# [What you have to do]
Reproduce each line below with no alterations.
━━ Stored data ━━
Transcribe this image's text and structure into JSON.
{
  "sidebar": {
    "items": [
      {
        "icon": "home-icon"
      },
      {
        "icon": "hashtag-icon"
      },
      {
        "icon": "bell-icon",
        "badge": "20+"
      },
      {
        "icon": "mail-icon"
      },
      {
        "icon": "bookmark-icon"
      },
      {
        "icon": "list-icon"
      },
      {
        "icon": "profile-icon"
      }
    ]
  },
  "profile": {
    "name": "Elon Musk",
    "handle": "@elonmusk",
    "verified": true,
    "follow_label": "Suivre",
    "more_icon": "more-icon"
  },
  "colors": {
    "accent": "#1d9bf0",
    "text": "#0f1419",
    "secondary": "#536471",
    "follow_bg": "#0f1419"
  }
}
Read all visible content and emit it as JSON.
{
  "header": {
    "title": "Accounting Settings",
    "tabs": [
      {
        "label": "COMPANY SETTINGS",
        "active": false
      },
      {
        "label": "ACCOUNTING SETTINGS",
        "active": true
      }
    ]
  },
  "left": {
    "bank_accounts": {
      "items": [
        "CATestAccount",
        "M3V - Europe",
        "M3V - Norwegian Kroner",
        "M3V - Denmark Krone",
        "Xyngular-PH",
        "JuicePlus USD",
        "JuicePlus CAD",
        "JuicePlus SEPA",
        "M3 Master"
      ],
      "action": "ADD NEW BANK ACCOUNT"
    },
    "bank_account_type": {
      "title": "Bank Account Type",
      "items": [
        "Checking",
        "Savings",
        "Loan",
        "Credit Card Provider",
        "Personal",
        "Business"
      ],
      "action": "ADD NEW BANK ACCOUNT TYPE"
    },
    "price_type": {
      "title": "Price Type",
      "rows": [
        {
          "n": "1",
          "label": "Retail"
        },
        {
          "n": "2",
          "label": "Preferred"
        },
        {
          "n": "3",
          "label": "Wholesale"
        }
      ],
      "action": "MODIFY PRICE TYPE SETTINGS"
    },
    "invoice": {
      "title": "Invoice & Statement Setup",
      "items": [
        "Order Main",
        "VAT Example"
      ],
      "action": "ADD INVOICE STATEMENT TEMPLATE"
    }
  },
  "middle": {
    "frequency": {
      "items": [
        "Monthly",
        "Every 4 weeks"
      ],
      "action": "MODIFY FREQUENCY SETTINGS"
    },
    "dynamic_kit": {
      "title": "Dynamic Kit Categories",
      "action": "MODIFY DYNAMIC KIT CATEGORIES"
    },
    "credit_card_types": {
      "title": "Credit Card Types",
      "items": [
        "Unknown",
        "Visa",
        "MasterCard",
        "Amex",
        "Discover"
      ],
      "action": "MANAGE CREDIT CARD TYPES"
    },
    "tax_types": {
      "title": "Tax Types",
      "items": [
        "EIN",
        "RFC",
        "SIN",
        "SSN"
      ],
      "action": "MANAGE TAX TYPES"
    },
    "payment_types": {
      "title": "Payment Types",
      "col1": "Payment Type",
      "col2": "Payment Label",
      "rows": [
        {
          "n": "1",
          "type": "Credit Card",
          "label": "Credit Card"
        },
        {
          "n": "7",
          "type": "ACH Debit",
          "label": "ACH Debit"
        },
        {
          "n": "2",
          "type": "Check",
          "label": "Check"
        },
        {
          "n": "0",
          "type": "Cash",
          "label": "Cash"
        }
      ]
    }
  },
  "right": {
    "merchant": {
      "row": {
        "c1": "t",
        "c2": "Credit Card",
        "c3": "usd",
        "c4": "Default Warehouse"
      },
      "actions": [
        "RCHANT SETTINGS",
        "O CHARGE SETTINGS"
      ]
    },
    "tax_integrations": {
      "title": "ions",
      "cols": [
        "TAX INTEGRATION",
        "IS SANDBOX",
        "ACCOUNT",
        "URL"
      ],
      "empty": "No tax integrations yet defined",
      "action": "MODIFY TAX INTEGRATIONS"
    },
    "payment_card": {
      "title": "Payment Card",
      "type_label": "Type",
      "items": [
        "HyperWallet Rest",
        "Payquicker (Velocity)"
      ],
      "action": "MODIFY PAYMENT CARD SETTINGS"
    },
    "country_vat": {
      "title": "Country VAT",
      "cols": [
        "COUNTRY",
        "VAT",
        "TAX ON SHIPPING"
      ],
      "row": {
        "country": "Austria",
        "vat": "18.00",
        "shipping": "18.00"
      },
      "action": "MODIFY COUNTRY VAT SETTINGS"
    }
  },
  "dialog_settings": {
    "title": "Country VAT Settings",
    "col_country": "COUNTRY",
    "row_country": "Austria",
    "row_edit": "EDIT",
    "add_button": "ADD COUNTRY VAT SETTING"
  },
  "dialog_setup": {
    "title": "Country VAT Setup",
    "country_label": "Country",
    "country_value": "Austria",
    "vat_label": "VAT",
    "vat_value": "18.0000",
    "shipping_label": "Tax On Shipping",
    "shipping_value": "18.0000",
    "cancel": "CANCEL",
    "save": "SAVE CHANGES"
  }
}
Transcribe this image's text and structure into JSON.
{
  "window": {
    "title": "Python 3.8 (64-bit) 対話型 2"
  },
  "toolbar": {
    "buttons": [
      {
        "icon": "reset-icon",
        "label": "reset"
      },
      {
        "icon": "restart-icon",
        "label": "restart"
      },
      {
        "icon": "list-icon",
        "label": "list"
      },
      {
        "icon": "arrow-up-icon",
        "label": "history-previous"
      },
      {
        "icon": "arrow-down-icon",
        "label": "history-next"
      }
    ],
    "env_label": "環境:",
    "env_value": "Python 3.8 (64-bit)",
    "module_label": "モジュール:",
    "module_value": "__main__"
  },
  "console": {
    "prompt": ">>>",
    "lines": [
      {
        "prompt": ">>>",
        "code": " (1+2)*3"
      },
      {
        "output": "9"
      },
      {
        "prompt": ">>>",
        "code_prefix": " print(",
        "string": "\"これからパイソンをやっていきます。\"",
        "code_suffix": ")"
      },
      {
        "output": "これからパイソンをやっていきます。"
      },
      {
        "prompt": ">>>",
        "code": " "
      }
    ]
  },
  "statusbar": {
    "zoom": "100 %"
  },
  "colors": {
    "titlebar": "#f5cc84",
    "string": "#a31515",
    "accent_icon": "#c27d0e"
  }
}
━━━
# [Exercise result]
Transcribe this image's text and structure into JSON.
{
  "sidebar": {
    "items": [
      {
        "icon": "home-icon"
      },
      {
        "icon": "hashtag-icon"
      },
      {
        "icon": "bell-icon",
        "badge": "20+"
      },
      {
        "icon": "mail-icon"
      },
      {
        "icon": "bookmark-icon"
      },
      {
        "icon": "list-icon"
      },
      {
        "icon": "profile-icon"
      }
    ]
  },
  "profile": {
    "name": "Elon Musk",
    "handle": "@elonmusk",
    "verified": true,
    "follow_label": "Suivre",
    "more_icon": "more-icon"
  },
  "colors": {
    "accent": "#1d9bf0",
    "text": "#0f1419",
    "secondary": "#536471",
    "follow_bg": "#0f1419"
  }
}
Read all visible content and emit it as JSON.
{
  "header": {
    "title": "Accounting Settings",
    "tabs": [
      {
        "label": "COMPANY SETTINGS",
        "active": false
      },
      {
        "label": "ACCOUNTING SETTINGS",
        "active": true
      }
    ]
  },
  "left": {
    "bank_accounts": {
      "items": [
        "CATestAccount",
        "M3V - Europe",
        "M3V - Norwegian Kroner",
        "M3V - Denmark Krone",
        "Xyngular-PH",
        "JuicePlus USD",
        "JuicePlus CAD",
        "JuicePlus SEPA",
        "M3 Master"
      ],
      "action": "ADD NEW BANK ACCOUNT"
    },
    "bank_account_type": {
      "title": "Bank Account Type",
      "items": [
        "Checking",
        "Savings",
        "Loan",
        "Credit Card Provider",
        "Personal",
        "Business"
      ],
      "action": "ADD NEW BANK ACCOUNT TYPE"
    },
    "price_type": {
      "title": "Price Type",
      "rows": [
        {
          "n": "1",
          "label": "Retail"
        },
        {
          "n": "2",
          "label": "Preferred"
        },
        {
          "n": "3",
          "label": "Wholesale"
        }
      ],
      "action": "MODIFY PRICE TYPE SETTINGS"
    },
    "invoice": {
      "title": "Invoice & Statement Setup",
      "items": [
        "Order Main",
        "VAT Example"
      ],
      "action": "ADD INVOICE STATEMENT TEMPLATE"
    }
  },
  "middle": {
    "frequency": {
      "items": [
        "Monthly",
        "Every 4 weeks"
      ],
      "action": "MODIFY FREQUENCY SETTINGS"
    },
    "dynamic_kit": {
      "title": "Dynamic Kit Categories",
      "action": "MODIFY DYNAMIC KIT CATEGORIES"
    },
    "credit_card_types": {
      "title": "Credit Card Types",
      "items": [
        "Unknown",
        "Visa",
        "MasterCard",
        "Amex",
        "Discover"
      ],
      "action": "MANAGE CREDIT CARD TYPES"
    },
    "tax_types": {
      "title": "Tax Types",
      "items": [
        "EIN",
        "RFC",
        "SIN",
        "SSN"
      ],
      "action": "MANAGE TAX TYPES"
    },
    "payment_types": {
      "title": "Payment Types",
      "col1": "Payment Type",
      "col2": "Payment Label",
      "rows": [
        {
          "n": "1",
          "type": "Credit Card",
          "label": "Credit Card"
        },
        {
          "n": "7",
          "type": "ACH Debit",
          "label": "ACH Debit"
        },
        {
          "n": "2",
          "type": "Check",
          "label": "Check"
        },
        {
          "n": "0",
          "type": "Cash",
          "label": "Cash"
        }
      ]
    }
  },
  "right": {
    "merchant": {
      "row": {
        "c1": "t",
        "c2": "Credit Card",
        "c3": "usd",
        "c4": "Default Warehouse"
      },
      "actions": [
        "RCHANT SETTINGS",
        "O CHARGE SETTINGS"
      ]
    },
    "tax_integrations": {
      "title": "ions",
      "cols": [
        "TAX INTEGRATION",
        "IS SANDBOX",
        "ACCOUNT",
        "URL"
      ],
      "empty": "No tax integrations yet defined",
      "action": "MODIFY TAX INTEGRATIONS"
    },
    "payment_card": {
      "title": "Payment Card",
      "type_label": "Type",
      "items": [
        "HyperWallet Rest",
        "Payquicker (Velocity)"
      ],
      "action": "MODIFY PAYMENT CARD SETTINGS"
    },
    "country_vat": {
      "title": "Country VAT",
      "cols": [
        "COUNTRY",
        "VAT",
        "TAX ON SHIPPING"
      ],
      "row": {
        "country": "Austria",
        "vat": "18.00",
        "shipping": "18.00"
      },
      "action": "MODIFY COUNTRY VAT SETTINGS"
    }
  },
  "dialog_settings": {
    "title": "Country VAT Settings",
    "col_country": "COUNTRY",
    "row_country": "Austria",
    "row_edit": "EDIT",
    "add_button": "ADD COUNTRY VAT SETTING"
  },
  "dialog_setup": {
    "title": "Country VAT Setup",
    "country_label": "Country",
    "country_value": "Austria",
    "vat_label": "VAT",
    "vat_value": "18.0000",
    "shipping_label": "Tax On Shipping",
    "shipping_value": "18.0000",
    "cancel": "CANCEL",
    "save": "SAVE CHANGES"
  }
}
Transcribe this image's text and structure into JSON.
{
  "window": {
    "title": "Python 3.8 (64-bit) 対話型 2"
  },
  "toolbar": {
    "buttons": [
      {
        "icon": "reset-icon",
        "label": "reset"
      },
      {
        "icon": "restart-icon",
        "label": "restart"
      },
      {
        "icon": "list-icon",
        "label": "list"
      },
      {
        "icon": "arrow-up-icon",
        "label": "history-previous"
      },
      {
        "icon": "arrow-down-icon",
        "label": "history-next"
      }
    ],
    "env_label": "環境:",
    "env_value": "Python 3.8 (64-bit)",
    "module_label": "モジュール:",
    "module_value": "__main__"
  },
  "console": {
    "prompt": ">>>",
    "lines": [
      {
        "prompt": ">>>",
        "code": " (1+2)*3"
      },
      {
        "output": "9"
      },
      {
        "prompt": ">>>",
        "code_prefix": " print(",
        "string": "\"これからパイソンをやっていきます。\"",
        "code_suffix": ")"
      },
      {
        "output": "これからパイソンをやっていきます。"
      },
      {
        "prompt": ">>>",
        "code": " "
      }
    ]
  },
  "statusbar": {
    "zoom": "100 %"
  },
  "colors": {
    "titlebar": "#f5cc84",
    "string": "#a31515",
    "accent_icon": "#c27d0e"
  }
}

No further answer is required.